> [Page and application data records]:
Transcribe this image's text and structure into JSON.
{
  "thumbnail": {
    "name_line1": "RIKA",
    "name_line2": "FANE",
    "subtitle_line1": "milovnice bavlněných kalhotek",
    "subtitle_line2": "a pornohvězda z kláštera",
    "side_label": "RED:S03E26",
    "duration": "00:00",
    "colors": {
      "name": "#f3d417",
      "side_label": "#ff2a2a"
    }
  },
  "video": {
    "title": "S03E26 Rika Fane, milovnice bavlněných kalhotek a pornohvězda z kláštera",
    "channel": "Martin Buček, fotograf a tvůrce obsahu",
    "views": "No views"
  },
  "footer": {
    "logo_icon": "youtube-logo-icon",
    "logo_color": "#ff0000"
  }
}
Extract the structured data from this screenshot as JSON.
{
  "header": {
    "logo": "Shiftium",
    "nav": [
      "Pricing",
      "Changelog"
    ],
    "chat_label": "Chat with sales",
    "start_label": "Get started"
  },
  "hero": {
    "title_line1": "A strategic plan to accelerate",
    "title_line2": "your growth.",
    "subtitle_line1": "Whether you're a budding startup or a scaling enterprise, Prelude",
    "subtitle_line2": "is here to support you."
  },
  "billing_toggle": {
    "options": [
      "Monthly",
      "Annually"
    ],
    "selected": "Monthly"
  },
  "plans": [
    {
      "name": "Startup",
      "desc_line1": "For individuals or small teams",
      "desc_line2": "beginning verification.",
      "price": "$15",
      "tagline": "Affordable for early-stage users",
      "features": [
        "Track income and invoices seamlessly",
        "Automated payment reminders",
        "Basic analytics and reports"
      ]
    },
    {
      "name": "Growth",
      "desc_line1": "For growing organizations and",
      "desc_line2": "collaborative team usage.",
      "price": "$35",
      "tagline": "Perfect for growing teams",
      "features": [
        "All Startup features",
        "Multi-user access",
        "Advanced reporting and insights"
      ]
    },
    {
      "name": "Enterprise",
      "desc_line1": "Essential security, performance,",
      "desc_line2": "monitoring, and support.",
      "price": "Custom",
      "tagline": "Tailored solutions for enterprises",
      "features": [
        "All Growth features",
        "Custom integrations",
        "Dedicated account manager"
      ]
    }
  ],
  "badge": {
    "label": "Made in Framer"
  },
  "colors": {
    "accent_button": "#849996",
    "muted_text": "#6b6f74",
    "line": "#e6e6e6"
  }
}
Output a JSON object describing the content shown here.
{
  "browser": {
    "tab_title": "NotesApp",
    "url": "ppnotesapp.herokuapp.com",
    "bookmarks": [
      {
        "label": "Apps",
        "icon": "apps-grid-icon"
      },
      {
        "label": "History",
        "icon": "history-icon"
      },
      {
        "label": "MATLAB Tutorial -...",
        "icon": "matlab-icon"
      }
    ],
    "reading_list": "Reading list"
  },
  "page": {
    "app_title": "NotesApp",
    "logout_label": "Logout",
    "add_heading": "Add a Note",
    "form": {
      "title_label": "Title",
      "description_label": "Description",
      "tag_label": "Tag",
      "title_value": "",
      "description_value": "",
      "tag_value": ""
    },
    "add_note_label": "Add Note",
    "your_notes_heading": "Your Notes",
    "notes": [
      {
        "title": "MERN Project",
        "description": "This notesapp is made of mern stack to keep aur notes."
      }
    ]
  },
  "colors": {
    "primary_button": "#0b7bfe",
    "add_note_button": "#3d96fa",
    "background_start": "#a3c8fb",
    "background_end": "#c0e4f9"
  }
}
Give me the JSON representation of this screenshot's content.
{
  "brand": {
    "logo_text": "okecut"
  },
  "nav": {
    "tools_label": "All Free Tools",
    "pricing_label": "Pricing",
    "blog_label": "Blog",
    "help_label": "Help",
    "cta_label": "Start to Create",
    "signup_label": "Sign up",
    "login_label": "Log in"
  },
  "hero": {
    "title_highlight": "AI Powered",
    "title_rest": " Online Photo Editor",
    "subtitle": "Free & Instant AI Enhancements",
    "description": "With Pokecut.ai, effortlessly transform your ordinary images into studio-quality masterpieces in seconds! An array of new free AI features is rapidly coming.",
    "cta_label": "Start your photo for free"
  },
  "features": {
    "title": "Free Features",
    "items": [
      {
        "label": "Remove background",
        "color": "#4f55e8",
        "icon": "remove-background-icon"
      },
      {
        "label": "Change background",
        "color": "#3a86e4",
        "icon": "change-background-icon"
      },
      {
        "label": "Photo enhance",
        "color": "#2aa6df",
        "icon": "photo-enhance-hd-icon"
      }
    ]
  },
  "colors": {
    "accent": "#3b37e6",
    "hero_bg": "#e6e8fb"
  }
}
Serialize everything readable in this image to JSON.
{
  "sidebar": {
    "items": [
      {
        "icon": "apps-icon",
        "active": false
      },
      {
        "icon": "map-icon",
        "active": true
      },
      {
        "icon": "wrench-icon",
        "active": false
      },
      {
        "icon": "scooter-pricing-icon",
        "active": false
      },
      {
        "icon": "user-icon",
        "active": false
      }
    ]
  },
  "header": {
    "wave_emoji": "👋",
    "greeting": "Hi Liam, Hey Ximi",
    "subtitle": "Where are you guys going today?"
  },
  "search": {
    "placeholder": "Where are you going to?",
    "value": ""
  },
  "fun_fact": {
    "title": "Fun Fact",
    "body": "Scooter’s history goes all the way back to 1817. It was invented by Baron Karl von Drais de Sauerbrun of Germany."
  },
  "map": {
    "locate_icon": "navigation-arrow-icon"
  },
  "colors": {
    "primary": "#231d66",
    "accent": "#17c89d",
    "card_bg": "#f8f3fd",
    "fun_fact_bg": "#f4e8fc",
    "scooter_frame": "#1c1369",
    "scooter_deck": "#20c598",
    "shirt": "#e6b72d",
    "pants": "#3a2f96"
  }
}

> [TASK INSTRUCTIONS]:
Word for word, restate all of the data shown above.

> [TASK ANSWER]:
Transcribe this image's text and structure into JSON.
{
  "thumbnail": {
    "name_line1": "RIKA",
    "name_line2": "FANE",
    "subtitle_line1": "milovnice bavlněných kalhotek",
    "subtitle_line2": "a pornohvězda z kláštera",
    "side_label": "RED:S03E26",
    "duration": "00:00",
    "colors": {
      "name": "#f3d417",
      "side_label": "#ff2a2a"
    }
  },
  "video": {
    "title": "S03E26 Rika Fane, milovnice bavlněných kalhotek a pornohvězda z kláštera",
    "channel": "Martin Buček, fotograf a tvůrce obsahu",
    "views": "No views"
  },
  "footer": {
    "logo_icon": "youtube-logo-icon",
    "logo_color": "#ff0000"
  }
}
Extract the structured data from this screenshot as JSON.
{
  "header": {
    "logo": "Shiftium",
    "nav": [
      "Pricing",
      "Changelog"
    ],
    "chat_label": "Chat with sales",
    "start_label": "Get started"
  },
  "hero": {
    "title_line1": "A strategic plan to accelerate",
    "title_line2": "your growth.",
    "subtitle_line1": "Whether you're a budding startup or a scaling enterprise, Prelude",
    "subtitle_line2": "is here to support you."
  },
  "billing_toggle": {
    "options": [
      "Monthly",
      "Annually"
    ],
    "selected": "Monthly"
  },
  "plans": [
    {
      "name": "Startup",
      "desc_line1": "For individuals or small teams",
      "desc_line2": "beginning verification.",
      "price": "$15",
      "tagline": "Affordable for early-stage users",
      "features": [
        "Track income and invoices seamlessly",
        "Automated payment reminders",
        "Basic analytics and reports"
      ]
    },
    {
      "name": "Growth",
      "desc_line1": "For growing organizations and",
      "desc_line2": "collaborative team usage.",
      "price": "$35",
      "tagline": "Perfect for growing teams",
      "features": [
        "All Startup features",
        "Multi-user access",
        "Advanced reporting and insights"
      ]
    },
    {
      "name": "Enterprise",
      "desc_line1": "Essential security, performance,",
      "desc_line2": "monitoring, and support.",
      "price": "Custom",
      "tagline": "Tailored solutions for enterprises",
      "features": [
        "All Growth features",
        "Custom integrations",
        "Dedicated account manager"
      ]
    }
  ],
  "badge": {
    "label": "Made in Framer"
  },
  "colors": {
    "accent_button": "#849996",
    "muted_text": "#6b6f74",
    "line": "#e6e6e6"
  }
}
Output a JSON object describing the content shown here.
{
  "browser": {
    "tab_title": "NotesApp",
    "url": "ppnotesapp.herokuapp.com",
    "bookmarks": [
      {
        "label": "Apps",
        "icon": "apps-grid-icon"
      },
      {
        "label": "History",
        "icon": "history-icon"
      },
      {
        "label": "MATLAB Tutorial -...",
        "icon": "matlab-icon"
      }
    ],
    "reading_list": "Reading list"
  },
  "page": {
    "app_title": "NotesApp",
    "logout_label": "Logout",
    "add_heading": "Add a Note",
    "form": {
      "title_label": "Title",
      "description_label": "Description",
      "tag_label": "Tag",
      "title_value": "",
      "description_value": "",
      "tag_value": ""
    },
    "add_note_label": "Add Note",
    "your_notes_heading": "Your Notes",
    "notes": [
      {
        "title": "MERN Project",
        "description": "This notesapp is made of mern stack to keep aur notes."
      }
    ]
  },
  "colors": {
    "primary_button": "#0b7bfe",
    "add_note_button": "#3d96fa",
    "background_start": "#a3c8fb",
    "background_end": "#c0e4f9"
  }
}
Give me the JSON representation of this screenshot's content.
{
  "brand": {
    "logo_text": "okecut"
  },
  "nav": {
    "tools_label": "All Free Tools",
    "pricing_label": "Pricing",
    "blog_label": "Blog",
    "help_label": "Help",
    "cta_label": "Start to Create",
    "signup_label": "Sign up",
    "login_label": "Log in"
  },
  "hero": {
    "title_highlight": "AI Powered",
    "title_rest": " Online Photo Editor",
    "subtitle": "Free & Instant AI Enhancements",
    "description": "With Pokecut.ai, effortlessly transform your ordinary images into studio-quality masterpieces in seconds! An array of new free AI features is rapidly coming.",
    "cta_label": "Start your photo for free"
  },
  "features": {
    "title": "Free Features",
    "items": [
      {
        "label": "Remove background",
        "color": "#4f55e8",
        "icon": "remove-background-icon"
      },
      {
        "label": "Change background",
        "color": "#3a86e4",
        "icon": "change-background-icon"
      },
      {
        "label": "Photo enhance",
        "color": "#2aa6df",
        "icon": "photo-enhance-hd-icon"
      }
    ]
  },
  "colors": {
    "accent": "#3b37e6",
    "hero_bg": "#e6e8fb"
  }
}
Serialize everything readable in this image to JSON.
{
  "sidebar": {
    "items": [
      {
        "icon": "apps-icon",
        "active": false
      },
      {
        "icon": "map-icon",
        "active": true
      },
      {
        "icon": "wrench-icon",
        "active": false
      },
      {
        "icon": "scooter-pricing-icon",
        "active": false
      },
      {
        "icon": "user-icon",
        "active": false
      }
    ]
  },
  "header": {
    "wave_emoji": "👋",
    "greeting": "Hi Liam, Hey Ximi",
    "subtitle": "Where are you guys going today?"
  },
  "search": {
    "placeholder": "Where are you going to?",
    "value": ""
  },
  "fun_fact": {
    "title": "Fun Fact",
    "body": "Scooter’s history goes all the way back to 1817. It was invented by Baron Karl von Drais de Sauerbrun of Germany."
  },
  "map": {
    "locate_icon": "navigation-arrow-icon"
  },
  "colors": {
    "primary": "#231d66",
    "accent": "#17c89d",
    "card_bg": "#f8f3fd",
    "fun_fact_bg": "#f4e8fc",
    "scooter_frame": "#1c1369",
    "scooter_deck": "#20c598",
    "shirt": "#e6b72d",
    "pants": "#3a2f96"
  }
}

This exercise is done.